Exercise goal
Give the data back exactly. Leave out any images.

Element data from apps and pages:
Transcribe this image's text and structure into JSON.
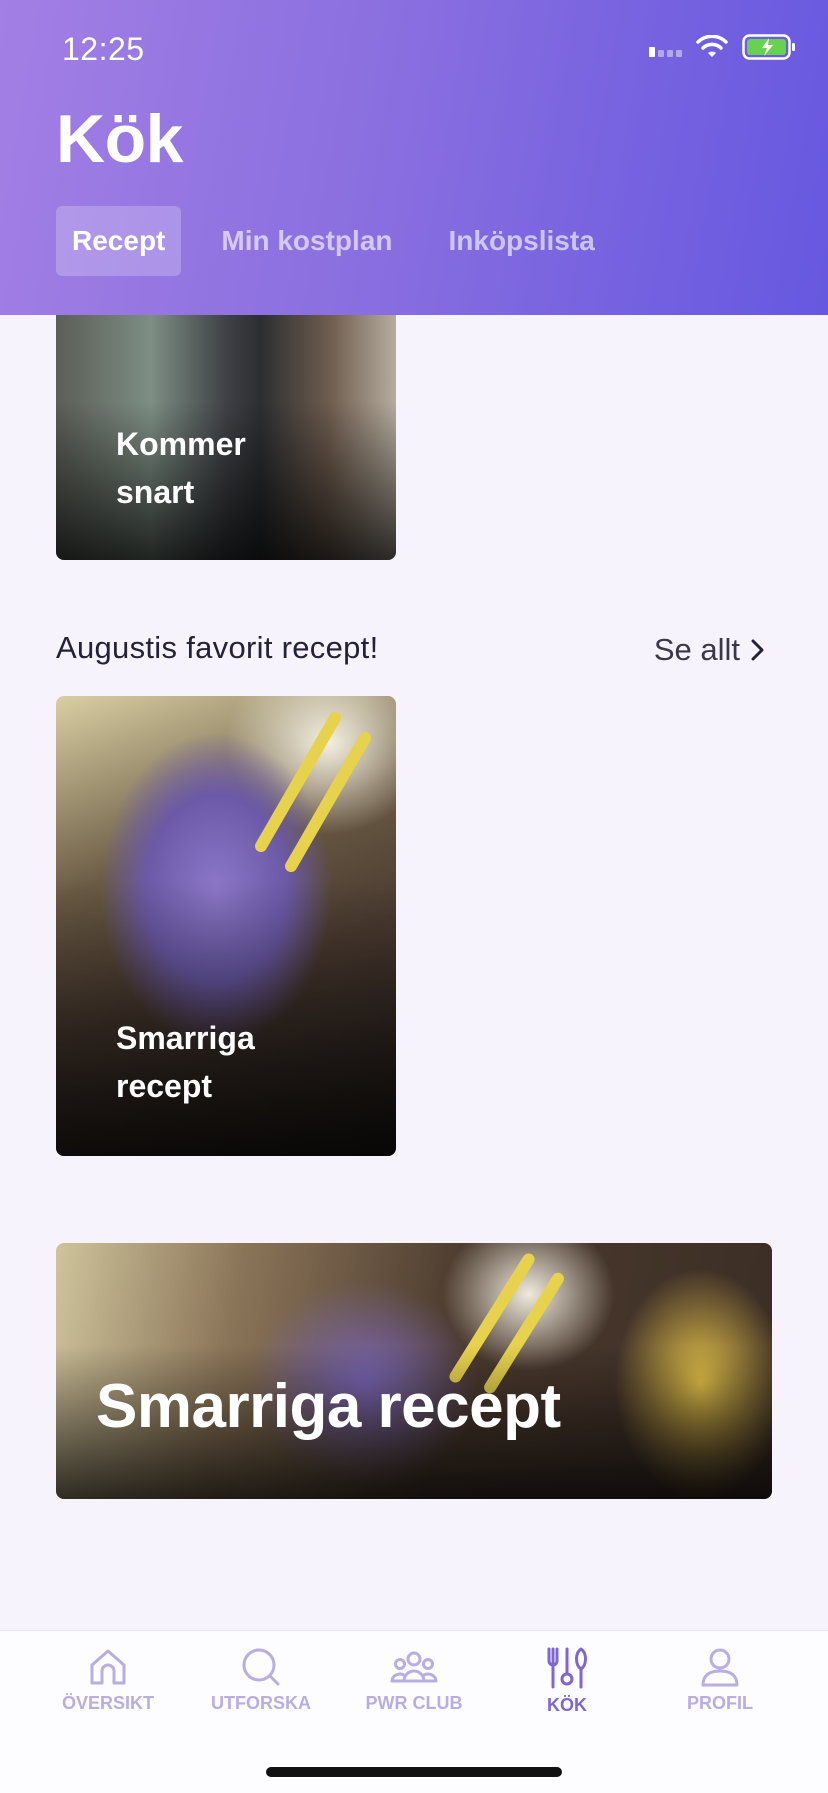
{
  "status_bar": {
    "time": "12:25"
  },
  "header": {
    "title": "Kök",
    "tabs": [
      {
        "label": "Recept",
        "active": true
      },
      {
        "label": "Min kostplan",
        "active": false
      },
      {
        "label": "Inköpslista",
        "active": false
      }
    ]
  },
  "cards": {
    "coming_soon": "Kommer snart"
  },
  "section": {
    "title": "Augustis favorit recept!",
    "see_all": "Se allt"
  },
  "recipe_card": {
    "label": "Smarriga recept"
  },
  "banner": {
    "label": "Smarriga recept"
  },
  "tabbar": {
    "items": [
      {
        "label": "ÖVERSIKT",
        "icon": "home-icon"
      },
      {
        "label": "UTFORSKA",
        "icon": "search-icon"
      },
      {
        "label": "PWR CLUB",
        "icon": "group-icon"
      },
      {
        "label": "KÖK",
        "icon": "kitchen-utensils-icon",
        "active": true
      },
      {
        "label": "PROFIL",
        "icon": "profile-icon"
      }
    ]
  },
  "colors": {
    "header_gradient_start": "#a27fe4",
    "header_gradient_end": "#6658e0",
    "active_tab_accent": "#7e66d4",
    "inactive_tab": "#b8aee0",
    "background": "#f6f3fd"
  }
}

Your solution
Transcribe this image's text and structure into JSON.
{
  "status_bar": {
    "time": "12:25"
  },
  "header": {
    "title": "Kök",
    "tabs": [
      {
        "label": "Recept",
        "active": true
      },
      {
        "label": "Min kostplan",
        "active": false
      },
      {
        "label": "Inköpslista",
        "active": false
      }
    ]
  },
  "cards": {
    "coming_soon": "Kommer snart"
  },
  "section": {
    "title": "Augustis favorit recept!",
    "see_all": "Se allt"
  },
  "recipe_card": {
    "label": "Smarriga recept"
  },
  "banner": {
    "label": "Smarriga recept"
  },
  "tabbar": {
    "items": [
      {
        "label": "ÖVERSIKT",
        "icon": "home-icon"
      },
      {
        "label": "UTFORSKA",
        "icon": "search-icon"
      },
      {
        "label": "PWR CLUB",
        "icon": "group-icon"
      },
      {
        "label": "KÖK",
        "icon": "kitchen-utensils-icon",
        "active": true
      },
      {
        "label": "PROFIL",
        "icon": "profile-icon"
      }
    ]
  },
  "colors": {
    "header_gradient_start": "#a27fe4",
    "header_gradient_end": "#6658e0",
    "active_tab_accent": "#7e66d4",
    "inactive_tab": "#b8aee0",
    "background": "#f6f3fd"
  }
}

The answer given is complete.